    the previous inspection. However, they have now started to widen their view and
    to identify and enhance aspects of the school that were already working well.
  • Leaders are seeking ways for pupils to be more involved in their school. Leaders
    intend to find out more about what pupils think of the school. Staff have just
    introduced a prefect system and they intend that a pupil council will soon be reestablished.
  • The reducing role of the executive principal in supporting other leaders has
    allowed leaders within the school to become increasingly more confident and self reliant.

And the weakness was summarised as:

  • Despite the improvement in the school and the increasing number of things that
    pupils can be proud of, some pupils lack pride in what the school offers them and
    is achieving.


Newall Green High School gets £60,000 cash boost from businesses

Newall Green cheque
Marie Carmody (Cardinal Maritime), Janet Parish (Timpson) and Andy Park (Executive Head, Newall Green High School)

Four businesses in South Manchester have donated £60,000 to Newall Green High School in Wythenshawe to provide additional cultural and social experiences for students.

The money, which will be used to provide “extra curricular activities they may not normally experience during the course of the childhood”, has been given by freight services provider Cardinal Maritime, engineering firm Endress+Hauser, jam maker Duerr’s and shoe repair to dry cleaning giant Timpson.

Executive head teacher Andy Park said the school was extremely fortunate to have found four companies willing to invest time, facilities and finance into supporting the development of young people.

He added that it was vital for the children to “develop good levels of knowledge and experience the widest range of cultural and social experiences if they are to succeed in their GCSE / Key Stage 4 examinations and go on to secure the very best employment opportunities in the future”.

The activities will involve working with the Manchester International Festival, John Rylands Library and the National Trust, among others.

“The companies who are supporting us financially are also working with us creatively to develop opportunities to enhance the careers education we offer our students,” he said.

“They are providing a range of learning experiences such as employer visits, mentoring, mock interviews, world of work days, extended work experience placements and supported routes into apprenticeships.”

“Businesses talk about CSR, we call it CSO – corporate social opportunity,” said Brian Hay, chief executive at Cardinal Maritime. “Business can be a force for good, spending time mentoring young people and inviting 16-to-18-year olds into our business.

“Here’s a group of companies that recruit lots of head office staff in the area and want to do what they can to make a difference to these children’s lives.”

Steven Endress, managing director, Endress+Hauser added: “Endress+Hauser Ltd is headquartered in Wythenshawe and recently celebrated its 50th anniversary.

“We recognise that we couldn’t have achieved this significant milestone without the support of the local community and schools within. We hope that our donation will be recognised as a big ‘thank you’ to both children and teachers and a reminder that we support them whole heartedly.”

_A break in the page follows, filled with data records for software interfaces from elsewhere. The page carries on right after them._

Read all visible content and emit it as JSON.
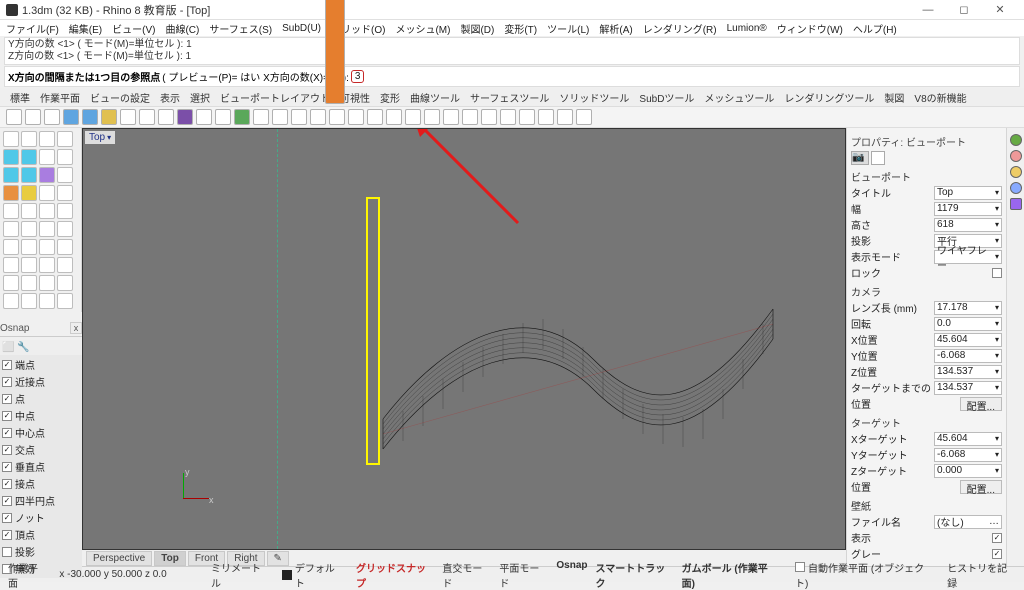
{
  "title": "1.3dm (32 KB) - Rhino 8 教育版 - [Top]",
  "menus": [
    "ファイル(F)",
    "編集(E)",
    "ビュー(V)",
    "曲線(C)",
    "サーフェス(S)",
    "SubD(U)",
    "ソリッド(O)",
    "メッシュ(M)",
    "製図(D)",
    "変形(T)",
    "ツール(L)",
    "解析(A)",
    "レンダリング(R)",
    "Lumion®",
    "ウィンドウ(W)",
    "ヘルプ(H)"
  ],
  "history": [
    "Y方向の数 <1> ( モード(M)=単位セル ): 1",
    "Z方向の数 <1> ( モード(M)=単位セル ): 1"
  ],
  "cmd": {
    "prefix": "X方向の間隔または1つ目の参照点",
    "args": "( プレビュー(P)= はい  X方向の数(X)=40 ):",
    "input": "3"
  },
  "tabs": [
    "標準",
    "作業平面",
    "ビューの設定",
    "表示",
    "選択",
    "ビューポートレイアウト",
    "可視性",
    "変形",
    "曲線ツール",
    "サーフェスツール",
    "ソリッドツール",
    "SubDツール",
    "メッシュツール",
    "レンダリングツール",
    "製図",
    "V8の新機能"
  ],
  "osnap": {
    "title": "Osnap",
    "items": [
      {
        "label": "端点",
        "ck": true
      },
      {
        "label": "近接点",
        "ck": true
      },
      {
        "label": "点",
        "ck": true
      },
      {
        "label": "中点",
        "ck": true
      },
      {
        "label": "中心点",
        "ck": true
      },
      {
        "label": "交点",
        "ck": true
      },
      {
        "label": "垂直点",
        "ck": true
      },
      {
        "label": "接点",
        "ck": true
      },
      {
        "label": "四半円点",
        "ck": true
      },
      {
        "label": "ノット",
        "ck": true
      },
      {
        "label": "頂点",
        "ck": true
      },
      {
        "label": "投影",
        "ck": false
      },
      {
        "label": "無効",
        "ck": false
      }
    ]
  },
  "vp": {
    "label": "Top",
    "tabs": [
      "Perspective",
      "Top",
      "Front",
      "Right"
    ],
    "coords": "x -30.000  y 50.000  z 0.0"
  },
  "right": {
    "title": "プロパティ: ビューポート",
    "vp": "ビューポート",
    "rows": [
      [
        "タイトル",
        "Top"
      ],
      [
        "幅",
        "1179"
      ],
      [
        "高さ",
        "618"
      ],
      [
        "投影",
        "平行"
      ],
      [
        "表示モード",
        "ワイヤフレー"
      ]
    ],
    "lock": "ロック",
    "cam": "カメラ",
    "cam_rows": [
      [
        "レンズ長 (mm)",
        "17.178"
      ],
      [
        "回転",
        "0.0"
      ],
      [
        "X位置",
        "45.604"
      ],
      [
        "Y位置",
        "-6.068"
      ],
      [
        "Z位置",
        "134.537"
      ],
      [
        "ターゲットまでの",
        "134.537"
      ]
    ],
    "pos": "位置",
    "arrange": "配置...",
    "target": "ターゲット",
    "tgt_rows": [
      [
        "Xターゲット",
        "45.604"
      ],
      [
        "Yターゲット",
        "-6.068"
      ],
      [
        "Zターゲット",
        "0.000"
      ]
    ],
    "wall": "壁紙",
    "file": "ファイル名",
    "file_v": "(なし)",
    "show": "表示",
    "gray": "グレー"
  },
  "status": {
    "cplane": "作業平面",
    "unit": "ミリメートル",
    "layer": "デフォルト",
    "items": [
      "グリッドスナップ",
      "直交モード",
      "平面モード",
      "Osnap",
      "スマートトラック",
      "ガムボール (作業平面)"
    ],
    "right": [
      "自動作業平面 (オブジェクト)",
      "ヒストリを記録"
    ]
  },
  "chart_data": {
    "type": "other",
    "note": "3D wireframe surface in Top view — decorative, not a data chart"
  }
}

In addition to the £60,000, Timpson has also donated a further £10,000 to local charity BW3, which which runs mentoring and development programmes in the Wythenshawe area and is backed by funding from Manchester City Council.

Helen Oakley, trustee at the Alex Timpson Trust said: “We are delighted to be working in partnership with the other businesses and with BW3 to support Newall Green.

“When we were first introduced to the school we were struck by the passion and drive of the leadership team and their genuine care for each individual student and we wanted this bursary to support them in broadening the horizons and experiences of their young people, some of whom will become our colleagues of the future.”

BW3 was founded in 2002 and stands for Businesses Working With Wythenshawe. Key partners include Cardinal Maritime, Manchester Airports Group, Manchester City Council and Wythenshawe Housing Trust.

Timpson has donated £30,000 to Newall Green School, with £10,000 each from Cardinal Maritime, Duerr’s and Endress+Hauser.